─── Material provided ───
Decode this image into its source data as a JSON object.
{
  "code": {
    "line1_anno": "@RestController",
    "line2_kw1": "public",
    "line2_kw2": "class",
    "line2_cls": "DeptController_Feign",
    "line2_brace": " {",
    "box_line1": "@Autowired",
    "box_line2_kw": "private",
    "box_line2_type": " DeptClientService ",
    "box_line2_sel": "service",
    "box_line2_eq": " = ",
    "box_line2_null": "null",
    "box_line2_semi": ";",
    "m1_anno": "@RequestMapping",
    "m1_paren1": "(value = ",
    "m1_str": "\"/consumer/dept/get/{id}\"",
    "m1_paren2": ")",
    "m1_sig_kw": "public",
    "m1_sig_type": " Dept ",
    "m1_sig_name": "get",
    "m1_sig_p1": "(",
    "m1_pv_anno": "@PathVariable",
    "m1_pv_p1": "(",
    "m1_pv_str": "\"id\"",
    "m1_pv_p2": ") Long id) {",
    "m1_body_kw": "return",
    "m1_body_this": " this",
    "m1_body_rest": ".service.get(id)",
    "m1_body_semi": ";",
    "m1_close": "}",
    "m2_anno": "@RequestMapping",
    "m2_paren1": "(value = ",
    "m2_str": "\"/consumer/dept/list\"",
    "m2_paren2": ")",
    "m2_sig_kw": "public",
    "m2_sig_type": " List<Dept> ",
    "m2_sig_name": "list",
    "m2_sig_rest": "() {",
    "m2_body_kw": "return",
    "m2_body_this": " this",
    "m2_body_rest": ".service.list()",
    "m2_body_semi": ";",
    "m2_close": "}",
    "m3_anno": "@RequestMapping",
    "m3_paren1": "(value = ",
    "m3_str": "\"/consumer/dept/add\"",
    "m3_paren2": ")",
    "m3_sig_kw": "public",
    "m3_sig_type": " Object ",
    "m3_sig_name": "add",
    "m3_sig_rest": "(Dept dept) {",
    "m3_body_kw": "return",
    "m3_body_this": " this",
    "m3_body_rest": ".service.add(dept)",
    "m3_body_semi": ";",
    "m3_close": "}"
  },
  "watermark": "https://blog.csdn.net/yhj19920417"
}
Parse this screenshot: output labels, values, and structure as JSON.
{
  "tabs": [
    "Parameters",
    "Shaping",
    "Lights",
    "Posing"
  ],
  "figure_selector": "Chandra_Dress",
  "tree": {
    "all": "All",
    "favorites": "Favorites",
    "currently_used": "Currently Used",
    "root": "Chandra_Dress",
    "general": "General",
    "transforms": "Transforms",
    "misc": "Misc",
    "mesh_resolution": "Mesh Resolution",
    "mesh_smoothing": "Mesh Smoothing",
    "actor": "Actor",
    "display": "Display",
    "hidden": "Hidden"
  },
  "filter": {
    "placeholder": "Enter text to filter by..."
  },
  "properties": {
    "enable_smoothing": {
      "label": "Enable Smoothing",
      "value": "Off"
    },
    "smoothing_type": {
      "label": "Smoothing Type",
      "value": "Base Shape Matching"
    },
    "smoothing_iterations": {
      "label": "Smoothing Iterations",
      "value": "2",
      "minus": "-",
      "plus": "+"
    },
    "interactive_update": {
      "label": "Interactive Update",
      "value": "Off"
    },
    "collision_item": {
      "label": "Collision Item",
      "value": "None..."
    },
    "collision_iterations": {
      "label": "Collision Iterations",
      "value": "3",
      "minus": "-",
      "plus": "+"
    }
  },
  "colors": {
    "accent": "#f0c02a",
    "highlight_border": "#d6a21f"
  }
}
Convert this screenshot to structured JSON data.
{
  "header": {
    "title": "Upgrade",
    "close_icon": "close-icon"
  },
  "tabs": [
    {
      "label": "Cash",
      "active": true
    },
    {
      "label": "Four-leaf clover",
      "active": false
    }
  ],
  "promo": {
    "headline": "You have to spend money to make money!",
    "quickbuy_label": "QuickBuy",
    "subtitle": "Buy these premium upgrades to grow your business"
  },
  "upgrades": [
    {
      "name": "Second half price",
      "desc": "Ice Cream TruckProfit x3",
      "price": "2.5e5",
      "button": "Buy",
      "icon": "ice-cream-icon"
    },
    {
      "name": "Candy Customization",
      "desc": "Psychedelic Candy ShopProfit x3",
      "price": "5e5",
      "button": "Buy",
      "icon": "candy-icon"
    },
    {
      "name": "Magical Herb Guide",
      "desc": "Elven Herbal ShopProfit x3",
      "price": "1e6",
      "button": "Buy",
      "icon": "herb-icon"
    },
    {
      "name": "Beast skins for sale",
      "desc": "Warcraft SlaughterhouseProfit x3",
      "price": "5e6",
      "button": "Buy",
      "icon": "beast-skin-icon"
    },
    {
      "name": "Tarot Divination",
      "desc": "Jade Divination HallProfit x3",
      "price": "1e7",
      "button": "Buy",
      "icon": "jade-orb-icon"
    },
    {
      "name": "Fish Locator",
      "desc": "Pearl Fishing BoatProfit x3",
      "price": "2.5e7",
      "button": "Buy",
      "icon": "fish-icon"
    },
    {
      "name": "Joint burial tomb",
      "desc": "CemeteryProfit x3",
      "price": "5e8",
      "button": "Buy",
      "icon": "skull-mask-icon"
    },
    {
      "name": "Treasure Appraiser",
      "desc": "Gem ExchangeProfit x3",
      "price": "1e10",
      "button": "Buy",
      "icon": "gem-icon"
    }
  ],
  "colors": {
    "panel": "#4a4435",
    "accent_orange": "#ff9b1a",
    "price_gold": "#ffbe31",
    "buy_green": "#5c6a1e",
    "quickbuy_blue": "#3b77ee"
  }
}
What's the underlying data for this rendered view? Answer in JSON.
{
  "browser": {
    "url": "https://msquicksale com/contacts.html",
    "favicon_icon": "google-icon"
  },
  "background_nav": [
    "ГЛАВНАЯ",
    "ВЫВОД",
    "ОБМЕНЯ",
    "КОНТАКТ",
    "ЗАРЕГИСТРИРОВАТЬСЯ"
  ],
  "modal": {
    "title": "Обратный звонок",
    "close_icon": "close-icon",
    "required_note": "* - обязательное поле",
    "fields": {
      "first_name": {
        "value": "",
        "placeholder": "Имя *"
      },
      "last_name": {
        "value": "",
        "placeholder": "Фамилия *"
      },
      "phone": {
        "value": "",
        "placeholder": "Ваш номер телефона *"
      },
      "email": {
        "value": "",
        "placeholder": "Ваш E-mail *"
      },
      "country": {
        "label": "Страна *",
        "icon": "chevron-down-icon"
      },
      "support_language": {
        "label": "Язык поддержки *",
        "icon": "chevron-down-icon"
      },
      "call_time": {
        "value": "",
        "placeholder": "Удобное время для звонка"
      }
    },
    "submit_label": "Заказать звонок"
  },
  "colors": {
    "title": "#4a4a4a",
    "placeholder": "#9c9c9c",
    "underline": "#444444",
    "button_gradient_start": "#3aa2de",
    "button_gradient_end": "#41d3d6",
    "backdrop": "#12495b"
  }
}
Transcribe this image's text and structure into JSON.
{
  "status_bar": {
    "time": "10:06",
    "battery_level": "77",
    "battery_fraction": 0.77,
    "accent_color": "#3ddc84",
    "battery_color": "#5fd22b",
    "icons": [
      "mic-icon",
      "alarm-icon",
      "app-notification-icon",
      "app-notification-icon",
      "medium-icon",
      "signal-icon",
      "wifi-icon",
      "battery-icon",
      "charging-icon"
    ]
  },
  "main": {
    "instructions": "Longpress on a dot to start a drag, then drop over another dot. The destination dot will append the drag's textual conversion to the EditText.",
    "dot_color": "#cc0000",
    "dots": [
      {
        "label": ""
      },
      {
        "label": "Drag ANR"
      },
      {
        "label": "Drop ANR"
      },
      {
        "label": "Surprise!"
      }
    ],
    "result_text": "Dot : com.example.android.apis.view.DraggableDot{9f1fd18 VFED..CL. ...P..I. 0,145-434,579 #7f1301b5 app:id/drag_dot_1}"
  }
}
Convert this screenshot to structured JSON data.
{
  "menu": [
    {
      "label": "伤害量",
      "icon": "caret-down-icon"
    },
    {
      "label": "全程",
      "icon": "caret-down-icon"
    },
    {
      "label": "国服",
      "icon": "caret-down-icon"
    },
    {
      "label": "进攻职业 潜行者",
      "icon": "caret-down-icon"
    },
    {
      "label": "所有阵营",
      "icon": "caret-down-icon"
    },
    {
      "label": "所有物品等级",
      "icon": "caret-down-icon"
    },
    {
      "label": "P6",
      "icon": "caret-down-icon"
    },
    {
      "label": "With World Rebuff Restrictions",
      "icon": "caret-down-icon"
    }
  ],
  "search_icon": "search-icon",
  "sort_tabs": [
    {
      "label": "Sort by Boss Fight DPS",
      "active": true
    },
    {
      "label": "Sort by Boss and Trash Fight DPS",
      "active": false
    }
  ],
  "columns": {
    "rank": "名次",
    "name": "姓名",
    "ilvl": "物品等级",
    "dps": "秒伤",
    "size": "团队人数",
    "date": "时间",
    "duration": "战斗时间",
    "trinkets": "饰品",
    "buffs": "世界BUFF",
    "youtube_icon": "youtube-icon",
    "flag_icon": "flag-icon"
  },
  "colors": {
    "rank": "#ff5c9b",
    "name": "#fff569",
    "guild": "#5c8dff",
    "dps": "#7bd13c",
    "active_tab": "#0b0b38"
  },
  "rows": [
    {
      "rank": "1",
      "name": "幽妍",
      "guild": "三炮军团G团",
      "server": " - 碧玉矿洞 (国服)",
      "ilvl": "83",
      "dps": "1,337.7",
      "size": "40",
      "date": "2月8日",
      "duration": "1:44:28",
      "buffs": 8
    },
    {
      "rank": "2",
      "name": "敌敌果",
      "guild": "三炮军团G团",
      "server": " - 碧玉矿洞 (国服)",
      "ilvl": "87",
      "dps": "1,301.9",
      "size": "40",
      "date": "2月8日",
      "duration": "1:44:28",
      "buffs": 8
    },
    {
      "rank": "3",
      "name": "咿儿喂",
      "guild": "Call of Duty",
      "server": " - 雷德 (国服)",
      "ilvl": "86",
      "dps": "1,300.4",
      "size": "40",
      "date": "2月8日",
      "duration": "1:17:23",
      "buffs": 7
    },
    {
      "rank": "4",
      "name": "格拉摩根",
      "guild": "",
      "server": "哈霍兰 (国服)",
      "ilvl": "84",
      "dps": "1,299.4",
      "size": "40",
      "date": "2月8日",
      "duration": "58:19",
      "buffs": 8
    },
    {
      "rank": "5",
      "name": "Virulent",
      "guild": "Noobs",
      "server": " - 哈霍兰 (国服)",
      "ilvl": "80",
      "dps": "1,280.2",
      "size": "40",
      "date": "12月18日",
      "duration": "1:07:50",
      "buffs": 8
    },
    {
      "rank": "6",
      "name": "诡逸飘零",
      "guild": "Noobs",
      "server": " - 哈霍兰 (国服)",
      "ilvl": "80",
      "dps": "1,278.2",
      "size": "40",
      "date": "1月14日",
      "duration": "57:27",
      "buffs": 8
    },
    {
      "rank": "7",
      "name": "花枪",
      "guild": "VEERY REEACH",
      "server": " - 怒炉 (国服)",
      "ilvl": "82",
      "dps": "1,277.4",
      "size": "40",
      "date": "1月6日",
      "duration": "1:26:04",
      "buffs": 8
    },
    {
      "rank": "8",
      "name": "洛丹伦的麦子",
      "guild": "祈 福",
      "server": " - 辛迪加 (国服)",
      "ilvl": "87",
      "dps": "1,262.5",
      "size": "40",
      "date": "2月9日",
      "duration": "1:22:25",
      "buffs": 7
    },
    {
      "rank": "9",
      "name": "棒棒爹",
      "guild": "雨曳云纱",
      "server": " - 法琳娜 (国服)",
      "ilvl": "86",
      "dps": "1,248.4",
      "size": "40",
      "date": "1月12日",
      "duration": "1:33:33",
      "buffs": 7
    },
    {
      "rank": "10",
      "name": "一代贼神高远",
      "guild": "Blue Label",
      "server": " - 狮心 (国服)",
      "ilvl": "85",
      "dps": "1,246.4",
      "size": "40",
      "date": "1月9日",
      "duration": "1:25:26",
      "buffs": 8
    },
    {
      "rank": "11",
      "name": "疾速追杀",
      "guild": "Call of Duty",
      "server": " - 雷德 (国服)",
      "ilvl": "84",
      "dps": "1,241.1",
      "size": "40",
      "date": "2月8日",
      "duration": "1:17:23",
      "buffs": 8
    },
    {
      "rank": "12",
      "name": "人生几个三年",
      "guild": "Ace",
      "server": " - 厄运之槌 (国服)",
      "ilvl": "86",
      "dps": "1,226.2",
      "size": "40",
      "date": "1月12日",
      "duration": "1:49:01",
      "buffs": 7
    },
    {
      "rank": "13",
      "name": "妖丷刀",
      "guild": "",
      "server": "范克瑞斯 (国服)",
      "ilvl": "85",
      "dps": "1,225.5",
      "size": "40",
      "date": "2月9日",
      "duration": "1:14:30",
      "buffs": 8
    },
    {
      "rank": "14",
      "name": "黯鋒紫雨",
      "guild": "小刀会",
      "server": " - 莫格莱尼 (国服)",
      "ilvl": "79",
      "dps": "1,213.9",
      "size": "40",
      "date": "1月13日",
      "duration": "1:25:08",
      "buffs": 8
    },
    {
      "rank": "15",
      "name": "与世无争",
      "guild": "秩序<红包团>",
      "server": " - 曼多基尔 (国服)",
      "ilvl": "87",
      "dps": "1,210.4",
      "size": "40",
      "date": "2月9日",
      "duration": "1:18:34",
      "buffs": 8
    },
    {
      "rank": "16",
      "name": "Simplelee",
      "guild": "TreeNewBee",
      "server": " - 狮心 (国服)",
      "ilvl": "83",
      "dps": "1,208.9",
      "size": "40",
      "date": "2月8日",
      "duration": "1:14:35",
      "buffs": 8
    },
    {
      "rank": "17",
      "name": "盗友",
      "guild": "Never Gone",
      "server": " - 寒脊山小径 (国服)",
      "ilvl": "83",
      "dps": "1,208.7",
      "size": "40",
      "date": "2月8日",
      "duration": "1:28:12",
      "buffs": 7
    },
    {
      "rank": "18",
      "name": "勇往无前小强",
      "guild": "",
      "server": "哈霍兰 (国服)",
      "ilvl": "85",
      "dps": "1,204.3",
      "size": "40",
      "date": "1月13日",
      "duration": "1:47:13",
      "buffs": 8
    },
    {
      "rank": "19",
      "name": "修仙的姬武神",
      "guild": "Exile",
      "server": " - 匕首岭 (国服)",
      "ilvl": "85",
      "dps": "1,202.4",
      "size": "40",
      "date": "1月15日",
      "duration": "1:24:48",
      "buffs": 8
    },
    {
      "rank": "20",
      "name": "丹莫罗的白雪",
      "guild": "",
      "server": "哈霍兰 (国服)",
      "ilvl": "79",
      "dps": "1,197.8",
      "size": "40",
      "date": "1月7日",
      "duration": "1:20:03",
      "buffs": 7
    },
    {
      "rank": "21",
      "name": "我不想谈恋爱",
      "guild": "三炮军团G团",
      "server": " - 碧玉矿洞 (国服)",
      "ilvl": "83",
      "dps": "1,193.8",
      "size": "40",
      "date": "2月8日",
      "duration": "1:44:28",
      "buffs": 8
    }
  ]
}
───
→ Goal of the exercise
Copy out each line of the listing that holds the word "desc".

→ Output of the exercise
      "desc": "Ice Cream TruckProfit x3",
      "desc": "Psychedelic Candy ShopProfit x3",
      "desc": "Elven Herbal ShopProfit x3",
      "desc": "Warcraft SlaughterhouseProfit x3",
      "desc": "Jade Divination HallProfit x3",
      "desc": "Pearl Fishing BoatProfit x3",
      "desc": "CemeteryProfit x3",
      "desc": "Gem ExchangeProfit x3",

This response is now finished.